_Task directions_: In the data, find each line where the word "true" appears and list that line.

_Entries supplied_:
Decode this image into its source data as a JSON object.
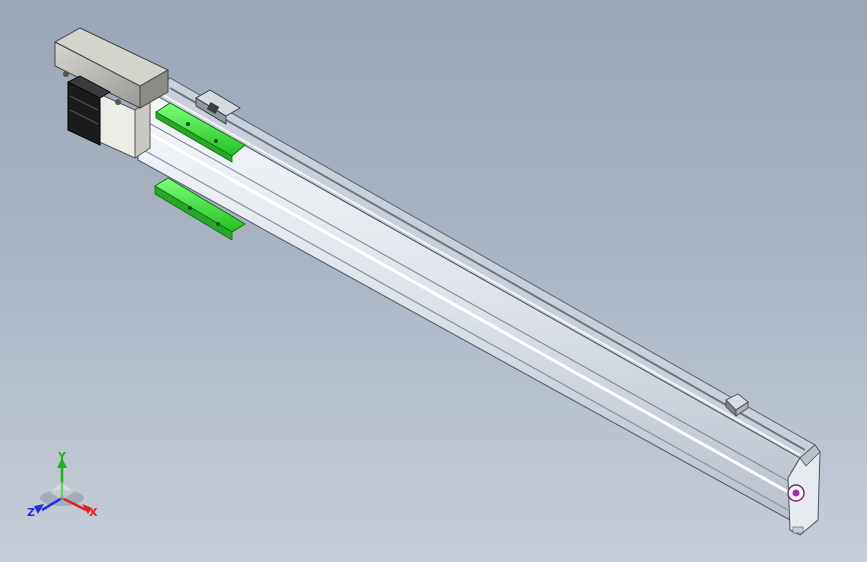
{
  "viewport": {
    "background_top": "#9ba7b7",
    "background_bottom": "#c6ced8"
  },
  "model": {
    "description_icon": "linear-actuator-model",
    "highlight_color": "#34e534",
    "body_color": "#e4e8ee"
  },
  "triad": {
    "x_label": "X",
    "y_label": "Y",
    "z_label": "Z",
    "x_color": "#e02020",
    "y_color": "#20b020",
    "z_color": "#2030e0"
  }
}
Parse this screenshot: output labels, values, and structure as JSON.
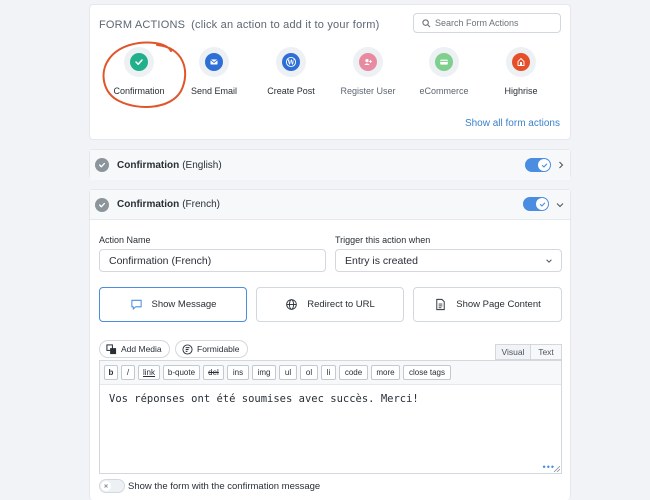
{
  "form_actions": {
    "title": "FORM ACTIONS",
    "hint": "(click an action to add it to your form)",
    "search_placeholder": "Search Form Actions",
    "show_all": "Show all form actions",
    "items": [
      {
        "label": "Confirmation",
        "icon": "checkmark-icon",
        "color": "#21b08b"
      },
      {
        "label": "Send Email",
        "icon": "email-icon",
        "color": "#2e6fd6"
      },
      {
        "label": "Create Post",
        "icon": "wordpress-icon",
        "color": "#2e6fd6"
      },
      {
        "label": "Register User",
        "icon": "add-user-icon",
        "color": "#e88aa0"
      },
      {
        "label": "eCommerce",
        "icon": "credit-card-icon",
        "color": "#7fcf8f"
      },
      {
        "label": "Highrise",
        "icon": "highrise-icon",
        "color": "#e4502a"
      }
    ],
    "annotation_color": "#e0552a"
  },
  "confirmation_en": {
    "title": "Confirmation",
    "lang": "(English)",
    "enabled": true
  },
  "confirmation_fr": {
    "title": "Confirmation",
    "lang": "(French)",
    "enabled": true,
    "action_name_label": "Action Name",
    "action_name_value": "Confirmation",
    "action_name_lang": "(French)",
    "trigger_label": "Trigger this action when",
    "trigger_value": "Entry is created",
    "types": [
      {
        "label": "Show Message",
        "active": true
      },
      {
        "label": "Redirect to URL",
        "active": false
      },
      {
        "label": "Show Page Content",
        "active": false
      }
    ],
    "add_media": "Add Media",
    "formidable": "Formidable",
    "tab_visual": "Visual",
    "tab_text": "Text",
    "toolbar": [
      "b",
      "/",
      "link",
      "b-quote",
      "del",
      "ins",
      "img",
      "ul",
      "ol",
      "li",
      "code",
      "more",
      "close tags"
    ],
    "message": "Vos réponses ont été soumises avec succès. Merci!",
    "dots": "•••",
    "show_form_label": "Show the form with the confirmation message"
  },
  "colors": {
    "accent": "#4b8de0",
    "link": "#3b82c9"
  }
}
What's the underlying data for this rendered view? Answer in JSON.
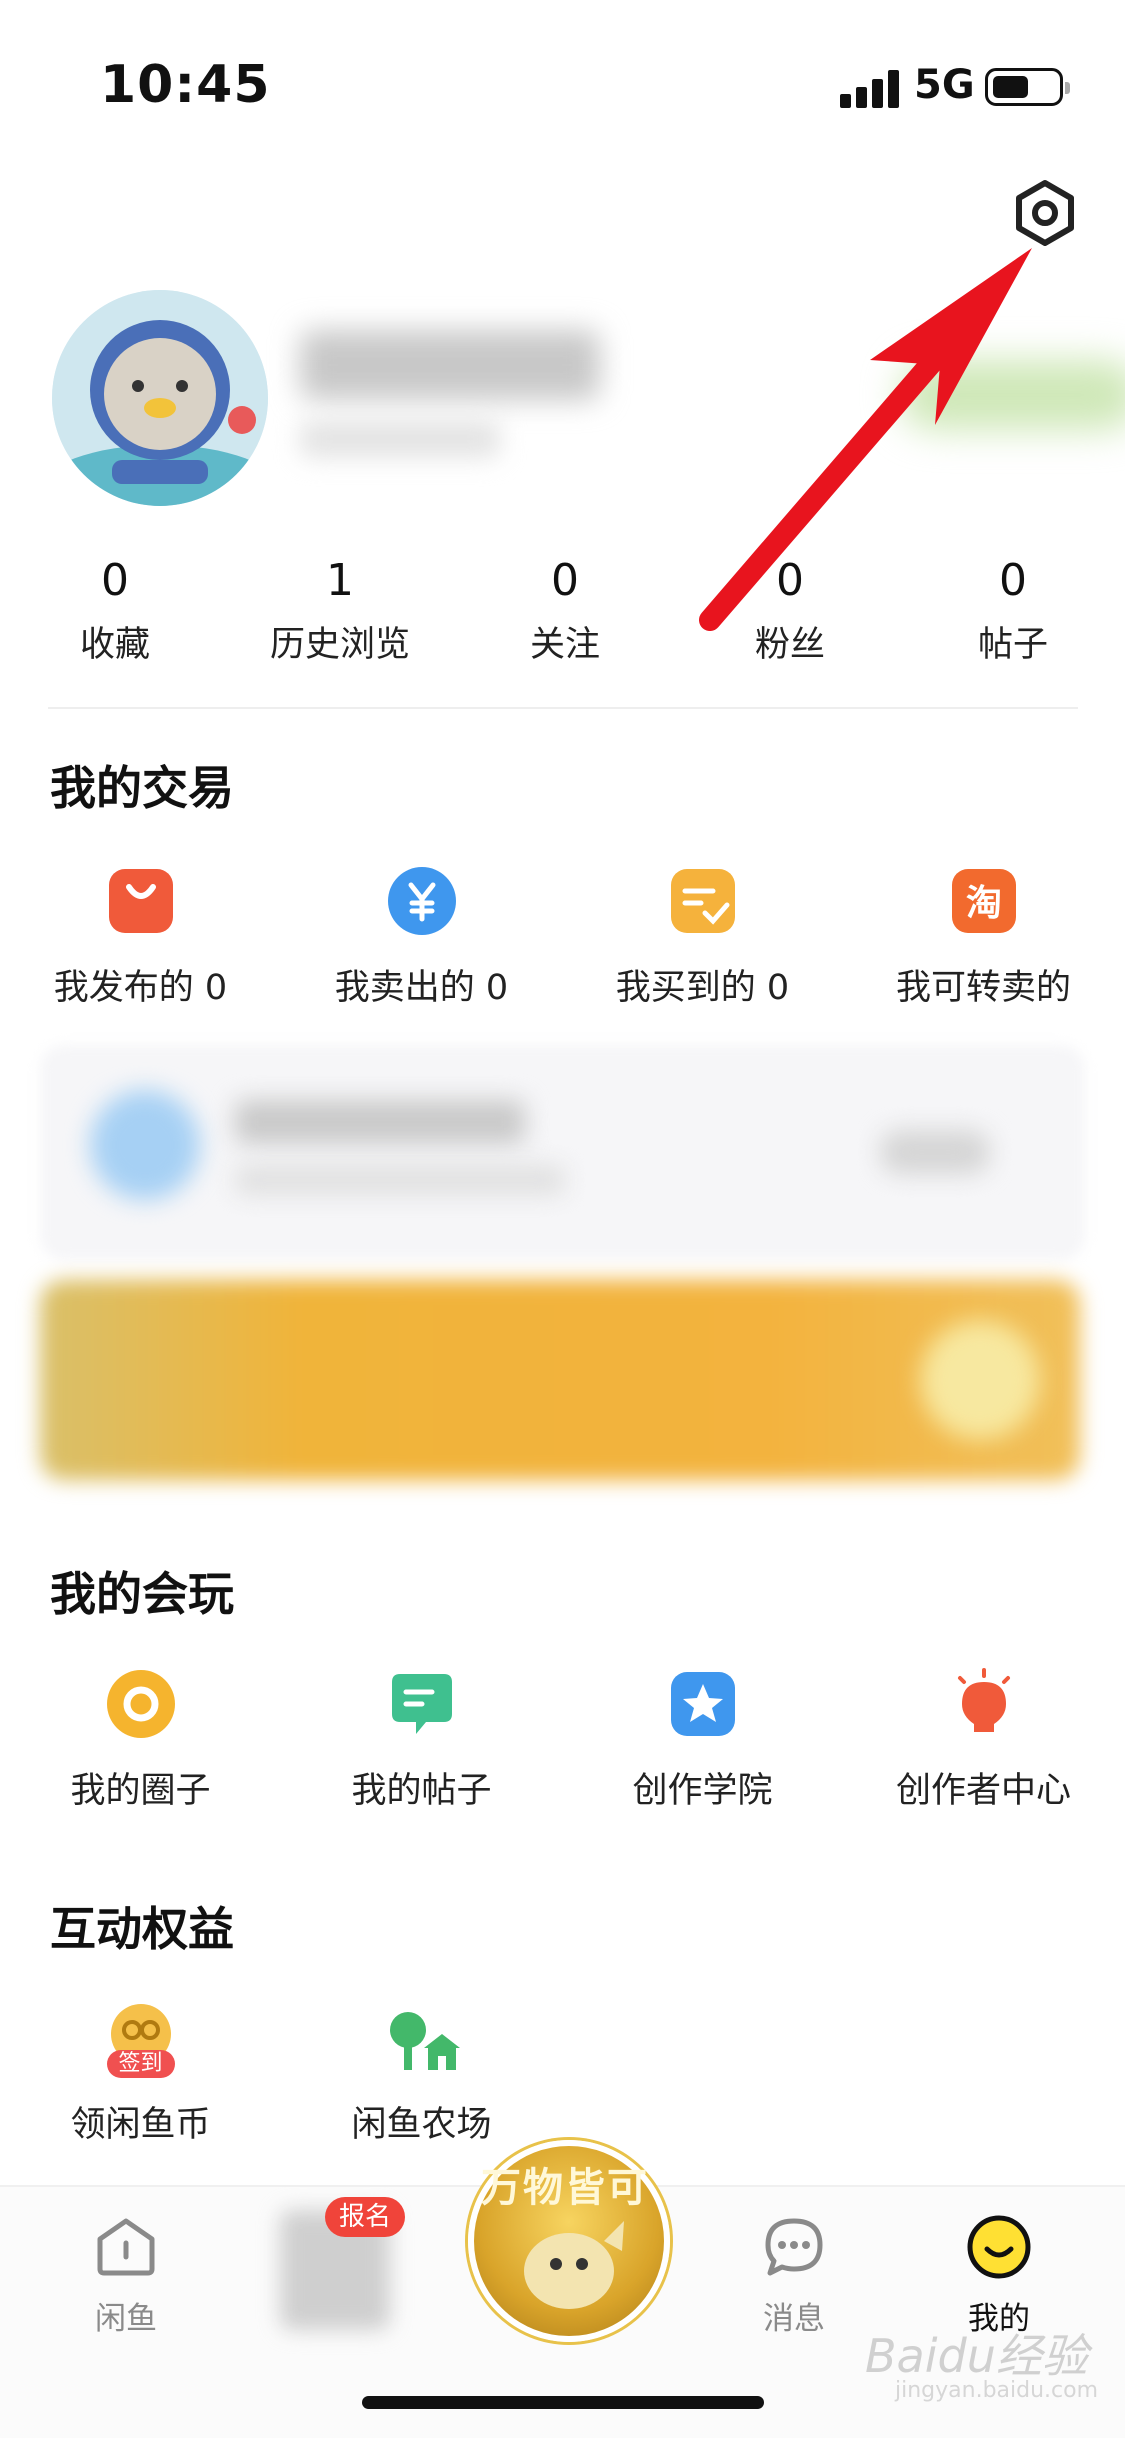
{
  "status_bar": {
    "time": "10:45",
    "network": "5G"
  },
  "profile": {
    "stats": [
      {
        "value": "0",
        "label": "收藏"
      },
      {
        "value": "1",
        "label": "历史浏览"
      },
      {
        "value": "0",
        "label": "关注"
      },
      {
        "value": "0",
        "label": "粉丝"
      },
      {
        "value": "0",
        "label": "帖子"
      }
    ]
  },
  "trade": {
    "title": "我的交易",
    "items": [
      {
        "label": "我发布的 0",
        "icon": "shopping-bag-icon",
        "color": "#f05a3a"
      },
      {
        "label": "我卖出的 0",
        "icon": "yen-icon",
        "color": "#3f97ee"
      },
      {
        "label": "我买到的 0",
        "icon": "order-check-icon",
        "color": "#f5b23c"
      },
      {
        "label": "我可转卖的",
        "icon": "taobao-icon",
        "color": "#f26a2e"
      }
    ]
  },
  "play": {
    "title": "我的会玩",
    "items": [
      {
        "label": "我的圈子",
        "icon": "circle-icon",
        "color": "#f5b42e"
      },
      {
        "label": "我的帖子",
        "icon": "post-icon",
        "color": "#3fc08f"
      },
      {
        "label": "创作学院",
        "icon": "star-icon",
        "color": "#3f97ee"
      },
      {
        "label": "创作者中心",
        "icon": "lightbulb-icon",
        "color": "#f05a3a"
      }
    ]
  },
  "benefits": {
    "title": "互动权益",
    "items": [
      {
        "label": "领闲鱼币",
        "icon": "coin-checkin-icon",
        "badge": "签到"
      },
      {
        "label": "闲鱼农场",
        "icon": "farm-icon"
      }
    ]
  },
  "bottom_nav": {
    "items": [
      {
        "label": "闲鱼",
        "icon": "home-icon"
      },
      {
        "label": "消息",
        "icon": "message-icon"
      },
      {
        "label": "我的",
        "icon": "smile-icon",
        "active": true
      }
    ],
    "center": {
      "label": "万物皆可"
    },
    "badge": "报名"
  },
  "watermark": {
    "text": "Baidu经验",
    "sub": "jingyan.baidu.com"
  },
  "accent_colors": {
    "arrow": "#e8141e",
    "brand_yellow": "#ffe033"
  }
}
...
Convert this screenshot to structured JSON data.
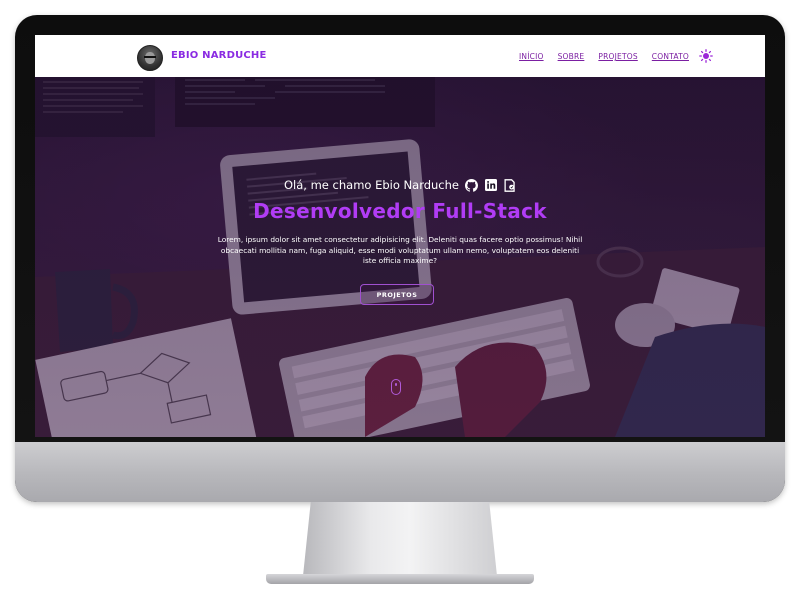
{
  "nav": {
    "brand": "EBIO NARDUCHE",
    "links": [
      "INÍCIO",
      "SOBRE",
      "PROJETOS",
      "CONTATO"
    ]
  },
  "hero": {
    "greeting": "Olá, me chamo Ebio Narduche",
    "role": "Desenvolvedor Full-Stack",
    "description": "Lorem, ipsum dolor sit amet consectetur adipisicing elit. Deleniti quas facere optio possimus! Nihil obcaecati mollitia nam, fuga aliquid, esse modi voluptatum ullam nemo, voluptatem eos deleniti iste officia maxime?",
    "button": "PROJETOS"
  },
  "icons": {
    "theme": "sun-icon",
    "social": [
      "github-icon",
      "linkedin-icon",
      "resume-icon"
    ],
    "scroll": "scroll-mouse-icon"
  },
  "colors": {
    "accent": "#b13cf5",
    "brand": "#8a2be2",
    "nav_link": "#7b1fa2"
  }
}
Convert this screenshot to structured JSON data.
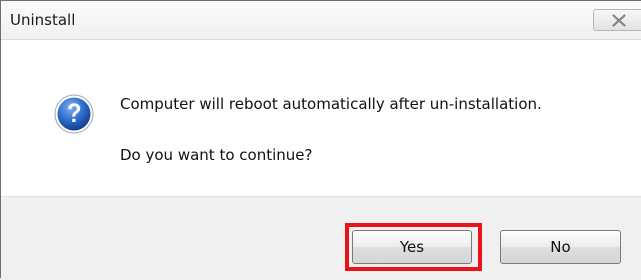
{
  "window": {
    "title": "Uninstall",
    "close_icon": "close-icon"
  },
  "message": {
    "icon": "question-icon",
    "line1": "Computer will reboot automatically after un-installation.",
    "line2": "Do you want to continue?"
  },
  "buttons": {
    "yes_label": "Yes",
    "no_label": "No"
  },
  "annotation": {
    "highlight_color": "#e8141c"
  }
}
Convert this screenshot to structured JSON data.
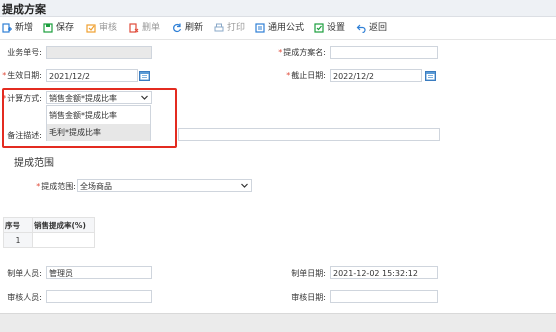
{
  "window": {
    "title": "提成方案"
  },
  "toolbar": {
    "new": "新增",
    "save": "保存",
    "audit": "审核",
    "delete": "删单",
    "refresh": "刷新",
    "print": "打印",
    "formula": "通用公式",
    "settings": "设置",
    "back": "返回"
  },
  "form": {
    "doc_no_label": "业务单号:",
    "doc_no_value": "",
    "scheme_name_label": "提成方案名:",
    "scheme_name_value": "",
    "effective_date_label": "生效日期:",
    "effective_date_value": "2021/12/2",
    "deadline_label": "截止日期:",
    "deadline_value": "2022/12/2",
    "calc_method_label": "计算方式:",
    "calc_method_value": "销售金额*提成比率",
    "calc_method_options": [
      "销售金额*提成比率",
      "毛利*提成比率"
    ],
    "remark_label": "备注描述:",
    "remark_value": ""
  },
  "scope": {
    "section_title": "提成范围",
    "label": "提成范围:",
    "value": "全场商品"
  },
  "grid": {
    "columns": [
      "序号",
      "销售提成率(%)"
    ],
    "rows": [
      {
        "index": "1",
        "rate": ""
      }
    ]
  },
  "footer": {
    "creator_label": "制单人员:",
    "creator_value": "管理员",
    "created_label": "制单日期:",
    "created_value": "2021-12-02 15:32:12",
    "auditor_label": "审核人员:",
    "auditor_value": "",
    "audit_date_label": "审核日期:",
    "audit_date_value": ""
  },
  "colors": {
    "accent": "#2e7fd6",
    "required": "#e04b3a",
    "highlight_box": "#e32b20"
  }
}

_Result_:
    "enabled": true
    "enabled": true,
        "active": true
        "active": true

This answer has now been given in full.